_RECORDS FOR PROCESSING:_
───
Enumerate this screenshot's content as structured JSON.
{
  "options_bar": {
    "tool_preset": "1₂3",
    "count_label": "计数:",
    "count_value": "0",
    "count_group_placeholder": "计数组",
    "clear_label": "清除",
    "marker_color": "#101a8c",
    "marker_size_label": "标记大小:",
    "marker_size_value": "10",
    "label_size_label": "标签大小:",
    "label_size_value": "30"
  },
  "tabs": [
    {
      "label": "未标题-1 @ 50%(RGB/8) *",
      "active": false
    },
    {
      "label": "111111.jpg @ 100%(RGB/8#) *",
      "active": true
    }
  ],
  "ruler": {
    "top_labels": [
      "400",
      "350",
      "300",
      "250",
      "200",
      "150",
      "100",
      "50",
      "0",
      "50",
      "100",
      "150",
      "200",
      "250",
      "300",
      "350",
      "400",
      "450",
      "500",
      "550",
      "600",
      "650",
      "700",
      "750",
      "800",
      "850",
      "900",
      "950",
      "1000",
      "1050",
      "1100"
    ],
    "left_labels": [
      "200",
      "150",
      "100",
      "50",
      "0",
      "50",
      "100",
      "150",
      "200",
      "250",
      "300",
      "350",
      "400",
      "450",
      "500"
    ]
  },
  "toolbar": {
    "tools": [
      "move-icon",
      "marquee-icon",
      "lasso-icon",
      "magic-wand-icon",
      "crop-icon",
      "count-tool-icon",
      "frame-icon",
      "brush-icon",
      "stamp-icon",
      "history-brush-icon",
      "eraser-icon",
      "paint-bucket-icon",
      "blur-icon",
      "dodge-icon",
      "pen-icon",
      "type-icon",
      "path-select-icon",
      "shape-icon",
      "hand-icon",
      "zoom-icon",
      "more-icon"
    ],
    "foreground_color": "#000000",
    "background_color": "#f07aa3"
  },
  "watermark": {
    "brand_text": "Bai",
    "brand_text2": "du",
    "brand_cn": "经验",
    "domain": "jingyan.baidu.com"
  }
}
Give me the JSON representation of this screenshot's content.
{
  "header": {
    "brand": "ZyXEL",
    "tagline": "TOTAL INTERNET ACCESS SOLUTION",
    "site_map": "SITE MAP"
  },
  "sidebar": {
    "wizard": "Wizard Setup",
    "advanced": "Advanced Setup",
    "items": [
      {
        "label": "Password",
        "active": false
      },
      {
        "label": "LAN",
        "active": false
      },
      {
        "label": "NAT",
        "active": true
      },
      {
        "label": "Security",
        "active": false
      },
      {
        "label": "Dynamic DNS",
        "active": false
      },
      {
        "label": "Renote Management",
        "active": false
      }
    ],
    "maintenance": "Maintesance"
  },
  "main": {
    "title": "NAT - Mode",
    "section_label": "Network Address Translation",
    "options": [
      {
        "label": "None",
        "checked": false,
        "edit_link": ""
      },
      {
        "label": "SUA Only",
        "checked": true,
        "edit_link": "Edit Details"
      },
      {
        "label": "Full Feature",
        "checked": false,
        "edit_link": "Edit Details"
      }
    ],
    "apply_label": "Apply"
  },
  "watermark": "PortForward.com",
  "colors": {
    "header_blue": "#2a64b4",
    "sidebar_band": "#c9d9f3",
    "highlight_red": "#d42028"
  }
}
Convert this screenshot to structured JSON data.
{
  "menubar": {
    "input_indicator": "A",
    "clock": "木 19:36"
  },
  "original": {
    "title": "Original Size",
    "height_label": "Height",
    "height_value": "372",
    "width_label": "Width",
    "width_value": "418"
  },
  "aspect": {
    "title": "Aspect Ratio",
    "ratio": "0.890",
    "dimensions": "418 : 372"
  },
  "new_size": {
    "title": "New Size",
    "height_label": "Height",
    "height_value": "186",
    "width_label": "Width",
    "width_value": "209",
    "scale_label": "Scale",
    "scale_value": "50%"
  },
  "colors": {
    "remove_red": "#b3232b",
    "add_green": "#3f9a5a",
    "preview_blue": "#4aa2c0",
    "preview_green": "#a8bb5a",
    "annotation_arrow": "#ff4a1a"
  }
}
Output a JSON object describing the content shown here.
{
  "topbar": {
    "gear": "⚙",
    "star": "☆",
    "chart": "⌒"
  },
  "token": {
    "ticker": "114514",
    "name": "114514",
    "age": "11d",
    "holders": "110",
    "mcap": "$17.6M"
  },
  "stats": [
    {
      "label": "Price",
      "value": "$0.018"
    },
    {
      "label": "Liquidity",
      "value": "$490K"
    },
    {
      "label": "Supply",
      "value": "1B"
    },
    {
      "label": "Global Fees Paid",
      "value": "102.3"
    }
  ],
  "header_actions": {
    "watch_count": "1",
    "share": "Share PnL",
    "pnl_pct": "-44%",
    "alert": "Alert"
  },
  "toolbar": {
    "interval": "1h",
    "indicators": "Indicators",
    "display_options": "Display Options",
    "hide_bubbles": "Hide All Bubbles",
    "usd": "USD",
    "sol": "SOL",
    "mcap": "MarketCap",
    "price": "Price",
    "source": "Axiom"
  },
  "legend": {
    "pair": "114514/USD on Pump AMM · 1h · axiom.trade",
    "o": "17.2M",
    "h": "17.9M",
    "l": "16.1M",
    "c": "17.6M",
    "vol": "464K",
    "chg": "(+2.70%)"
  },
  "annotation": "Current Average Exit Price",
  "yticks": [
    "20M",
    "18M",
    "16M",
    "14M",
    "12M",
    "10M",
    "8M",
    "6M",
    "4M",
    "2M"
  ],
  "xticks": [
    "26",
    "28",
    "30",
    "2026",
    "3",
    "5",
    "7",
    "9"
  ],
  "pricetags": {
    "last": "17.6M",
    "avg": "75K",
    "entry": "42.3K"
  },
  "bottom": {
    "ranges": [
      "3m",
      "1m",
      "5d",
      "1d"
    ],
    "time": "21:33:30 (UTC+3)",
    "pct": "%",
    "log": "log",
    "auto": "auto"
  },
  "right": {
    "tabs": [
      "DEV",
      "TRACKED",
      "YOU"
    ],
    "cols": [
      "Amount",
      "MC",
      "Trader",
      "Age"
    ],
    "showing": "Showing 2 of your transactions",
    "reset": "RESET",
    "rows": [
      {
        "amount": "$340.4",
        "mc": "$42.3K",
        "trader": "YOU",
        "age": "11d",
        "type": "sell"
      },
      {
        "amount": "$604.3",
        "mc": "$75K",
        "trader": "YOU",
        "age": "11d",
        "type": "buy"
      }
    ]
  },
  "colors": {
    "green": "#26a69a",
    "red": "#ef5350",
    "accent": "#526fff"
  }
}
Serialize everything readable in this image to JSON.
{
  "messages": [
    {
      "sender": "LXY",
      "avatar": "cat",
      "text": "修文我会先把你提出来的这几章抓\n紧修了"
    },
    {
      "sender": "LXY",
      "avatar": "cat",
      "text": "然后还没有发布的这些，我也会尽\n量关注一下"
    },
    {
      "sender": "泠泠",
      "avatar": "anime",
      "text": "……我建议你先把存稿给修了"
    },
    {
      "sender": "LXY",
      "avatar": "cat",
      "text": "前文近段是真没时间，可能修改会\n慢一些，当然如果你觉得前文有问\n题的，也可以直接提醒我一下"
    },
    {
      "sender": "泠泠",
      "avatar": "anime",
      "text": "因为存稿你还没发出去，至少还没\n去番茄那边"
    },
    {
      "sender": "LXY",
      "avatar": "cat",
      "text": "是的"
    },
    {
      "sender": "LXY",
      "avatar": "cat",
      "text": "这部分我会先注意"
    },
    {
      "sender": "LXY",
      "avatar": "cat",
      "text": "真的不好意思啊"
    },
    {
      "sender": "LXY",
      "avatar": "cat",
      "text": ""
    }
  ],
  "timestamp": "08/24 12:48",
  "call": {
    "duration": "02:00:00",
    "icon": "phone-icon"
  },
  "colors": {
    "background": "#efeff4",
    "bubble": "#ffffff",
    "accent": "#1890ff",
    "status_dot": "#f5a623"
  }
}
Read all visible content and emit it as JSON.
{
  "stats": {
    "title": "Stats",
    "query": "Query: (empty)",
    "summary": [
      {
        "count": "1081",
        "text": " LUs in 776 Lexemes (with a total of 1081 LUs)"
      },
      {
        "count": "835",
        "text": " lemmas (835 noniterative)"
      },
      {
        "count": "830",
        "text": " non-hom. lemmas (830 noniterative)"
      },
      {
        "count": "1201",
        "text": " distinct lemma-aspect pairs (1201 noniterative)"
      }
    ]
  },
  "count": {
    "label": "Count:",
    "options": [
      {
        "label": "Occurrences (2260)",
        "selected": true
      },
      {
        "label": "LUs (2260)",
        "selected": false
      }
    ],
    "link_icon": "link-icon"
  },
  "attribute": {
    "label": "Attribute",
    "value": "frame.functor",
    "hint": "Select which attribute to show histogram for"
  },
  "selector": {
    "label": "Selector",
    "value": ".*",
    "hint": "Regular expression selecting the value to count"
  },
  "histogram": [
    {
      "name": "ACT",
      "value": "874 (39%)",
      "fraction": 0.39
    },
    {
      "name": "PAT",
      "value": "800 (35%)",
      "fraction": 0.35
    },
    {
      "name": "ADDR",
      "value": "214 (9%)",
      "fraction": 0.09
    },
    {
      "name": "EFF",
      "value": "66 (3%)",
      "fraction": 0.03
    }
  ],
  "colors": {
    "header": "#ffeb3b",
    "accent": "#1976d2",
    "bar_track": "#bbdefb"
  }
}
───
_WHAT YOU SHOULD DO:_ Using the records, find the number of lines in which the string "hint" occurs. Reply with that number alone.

_WORKED SOLUTION:_ 2